▸ About this exercise: Would you set down every line of the data below exactly as it reads?

▸ Supplied records:
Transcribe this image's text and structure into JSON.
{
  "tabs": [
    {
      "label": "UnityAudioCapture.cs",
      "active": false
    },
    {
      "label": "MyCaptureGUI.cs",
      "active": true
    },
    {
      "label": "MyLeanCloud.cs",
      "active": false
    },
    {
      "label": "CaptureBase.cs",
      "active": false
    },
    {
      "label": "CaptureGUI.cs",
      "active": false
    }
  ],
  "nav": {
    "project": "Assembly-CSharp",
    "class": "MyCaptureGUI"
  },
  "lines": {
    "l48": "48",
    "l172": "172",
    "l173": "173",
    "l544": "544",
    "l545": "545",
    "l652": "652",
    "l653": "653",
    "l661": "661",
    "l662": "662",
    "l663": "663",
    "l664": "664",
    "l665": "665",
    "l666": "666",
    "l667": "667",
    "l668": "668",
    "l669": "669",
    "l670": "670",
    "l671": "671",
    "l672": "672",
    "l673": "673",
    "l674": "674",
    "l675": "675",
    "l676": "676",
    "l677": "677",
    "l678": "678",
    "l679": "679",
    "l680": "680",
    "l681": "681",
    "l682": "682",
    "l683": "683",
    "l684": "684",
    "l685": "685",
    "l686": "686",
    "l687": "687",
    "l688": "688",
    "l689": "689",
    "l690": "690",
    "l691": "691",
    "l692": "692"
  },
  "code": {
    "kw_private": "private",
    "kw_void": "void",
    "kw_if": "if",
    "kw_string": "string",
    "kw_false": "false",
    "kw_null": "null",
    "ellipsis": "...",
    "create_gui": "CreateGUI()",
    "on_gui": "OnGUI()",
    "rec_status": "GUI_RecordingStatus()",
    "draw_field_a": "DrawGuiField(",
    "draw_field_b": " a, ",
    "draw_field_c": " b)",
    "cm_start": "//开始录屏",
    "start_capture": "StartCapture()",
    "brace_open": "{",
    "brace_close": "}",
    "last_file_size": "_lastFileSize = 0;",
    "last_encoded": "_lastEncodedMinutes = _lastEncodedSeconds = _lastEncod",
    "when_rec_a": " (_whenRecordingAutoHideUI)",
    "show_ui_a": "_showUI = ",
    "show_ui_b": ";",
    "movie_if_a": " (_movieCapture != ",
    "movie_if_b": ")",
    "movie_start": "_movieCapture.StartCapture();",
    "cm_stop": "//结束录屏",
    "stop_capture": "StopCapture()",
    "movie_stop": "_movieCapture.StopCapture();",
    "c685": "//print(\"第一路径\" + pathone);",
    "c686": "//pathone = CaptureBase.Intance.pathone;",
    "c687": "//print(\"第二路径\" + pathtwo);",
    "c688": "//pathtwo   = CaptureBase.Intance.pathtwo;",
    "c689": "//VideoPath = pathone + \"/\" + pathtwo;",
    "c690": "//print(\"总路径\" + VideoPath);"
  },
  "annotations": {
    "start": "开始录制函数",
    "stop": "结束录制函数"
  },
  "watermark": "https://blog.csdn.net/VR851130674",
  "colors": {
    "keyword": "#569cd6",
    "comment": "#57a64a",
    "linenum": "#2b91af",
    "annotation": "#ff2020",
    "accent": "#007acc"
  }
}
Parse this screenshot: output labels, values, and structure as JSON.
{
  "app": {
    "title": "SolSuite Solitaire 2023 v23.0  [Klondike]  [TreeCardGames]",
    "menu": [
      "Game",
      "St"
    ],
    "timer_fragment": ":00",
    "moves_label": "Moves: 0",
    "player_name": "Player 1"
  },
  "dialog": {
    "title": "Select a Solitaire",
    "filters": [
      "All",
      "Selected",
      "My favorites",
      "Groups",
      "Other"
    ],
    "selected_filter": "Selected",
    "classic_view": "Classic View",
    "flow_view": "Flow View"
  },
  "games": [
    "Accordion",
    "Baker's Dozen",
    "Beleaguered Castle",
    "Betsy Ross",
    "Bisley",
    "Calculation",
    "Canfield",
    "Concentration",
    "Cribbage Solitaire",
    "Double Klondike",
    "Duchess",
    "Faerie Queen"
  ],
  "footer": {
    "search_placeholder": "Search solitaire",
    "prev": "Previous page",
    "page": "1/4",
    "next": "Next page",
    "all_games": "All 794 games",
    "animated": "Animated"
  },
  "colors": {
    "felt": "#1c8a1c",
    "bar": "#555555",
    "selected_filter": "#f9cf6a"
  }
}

▸ Task solution:
Transcribe this image's text and structure into JSON.
{
  "tabs": [
    {
      "label": "UnityAudioCapture.cs",
      "active": false
    },
    {
      "label": "MyCaptureGUI.cs",
      "active": true
    },
    {
      "label": "MyLeanCloud.cs",
      "active": false
    },
    {
      "label": "CaptureBase.cs",
      "active": false
    },
    {
      "label": "CaptureGUI.cs",
      "active": false
    }
  ],
  "nav": {
    "project": "Assembly-CSharp",
    "class": "MyCaptureGUI"
  },
  "lines": {
    "l48": "48",
    "l172": "172",
    "l173": "173",
    "l544": "544",
    "l545": "545",
    "l652": "652",
    "l653": "653",
    "l661": "661",
    "l662": "662",
    "l663": "663",
    "l664": "664",
    "l665": "665",
    "l666": "666",
    "l667": "667",
    "l668": "668",
    "l669": "669",
    "l670": "670",
    "l671": "671",
    "l672": "672",
    "l673": "673",
    "l674": "674",
    "l675": "675",
    "l676": "676",
    "l677": "677",
    "l678": "678",
    "l679": "679",
    "l680": "680",
    "l681": "681",
    "l682": "682",
    "l683": "683",
    "l684": "684",
    "l685": "685",
    "l686": "686",
    "l687": "687",
    "l688": "688",
    "l689": "689",
    "l690": "690",
    "l691": "691",
    "l692": "692"
  },
  "code": {
    "kw_private": "private",
    "kw_void": "void",
    "kw_if": "if",
    "kw_string": "string",
    "kw_false": "false",
    "kw_null": "null",
    "ellipsis": "...",
    "create_gui": "CreateGUI()",
    "on_gui": "OnGUI()",
    "rec_status": "GUI_RecordingStatus()",
    "draw_field_a": "DrawGuiField(",
    "draw_field_b": " a, ",
    "draw_field_c": " b)",
    "cm_start": "//开始录屏",
    "start_capture": "StartCapture()",
    "brace_open": "{",
    "brace_close": "}",
    "last_file_size": "_lastFileSize = 0;",
    "last_encoded": "_lastEncodedMinutes = _lastEncodedSeconds = _lastEncod",
    "when_rec_a": " (_whenRecordingAutoHideUI)",
    "show_ui_a": "_showUI = ",
    "show_ui_b": ";",
    "movie_if_a": " (_movieCapture != ",
    "movie_if_b": ")",
    "movie_start": "_movieCapture.StartCapture();",
    "cm_stop": "//结束录屏",
    "stop_capture": "StopCapture()",
    "movie_stop": "_movieCapture.StopCapture();",
    "c685": "//print(\"第一路径\" + pathone);",
    "c686": "//pathone = CaptureBase.Intance.pathone;",
    "c687": "//print(\"第二路径\" + pathtwo);",
    "c688": "//pathtwo   = CaptureBase.Intance.pathtwo;",
    "c689": "//VideoPath = pathone + \"/\" + pathtwo;",
    "c690": "//print(\"总路径\" + VideoPath);"
  },
  "annotations": {
    "start": "开始录制函数",
    "stop": "结束录制函数"
  },
  "watermark": "https://blog.csdn.net/VR851130674",
  "colors": {
    "keyword": "#569cd6",
    "comment": "#57a64a",
    "linenum": "#2b91af",
    "annotation": "#ff2020",
    "accent": "#007acc"
  }
}
Parse this screenshot: output labels, values, and structure as JSON.
{
  "app": {
    "title": "SolSuite Solitaire 2023 v23.0  [Klondike]  [TreeCardGames]",
    "menu": [
      "Game",
      "St"
    ],
    "timer_fragment": ":00",
    "moves_label": "Moves: 0",
    "player_name": "Player 1"
  },
  "dialog": {
    "title": "Select a Solitaire",
    "filters": [
      "All",
      "Selected",
      "My favorites",
      "Groups",
      "Other"
    ],
    "selected_filter": "Selected",
    "classic_view": "Classic View",
    "flow_view": "Flow View"
  },
  "games": [
    "Accordion",
    "Baker's Dozen",
    "Beleaguered Castle",
    "Betsy Ross",
    "Bisley",
    "Calculation",
    "Canfield",
    "Concentration",
    "Cribbage Solitaire",
    "Double Klondike",
    "Duchess",
    "Faerie Queen"
  ],
  "footer": {
    "search_placeholder": "Search solitaire",
    "prev": "Previous page",
    "page": "1/4",
    "next": "Next page",
    "all_games": "All 794 games",
    "animated": "Animated"
  },
  "colors": {
    "felt": "#1c8a1c",
    "bar": "#555555",
    "selected_filter": "#f9cf6a"
  }
}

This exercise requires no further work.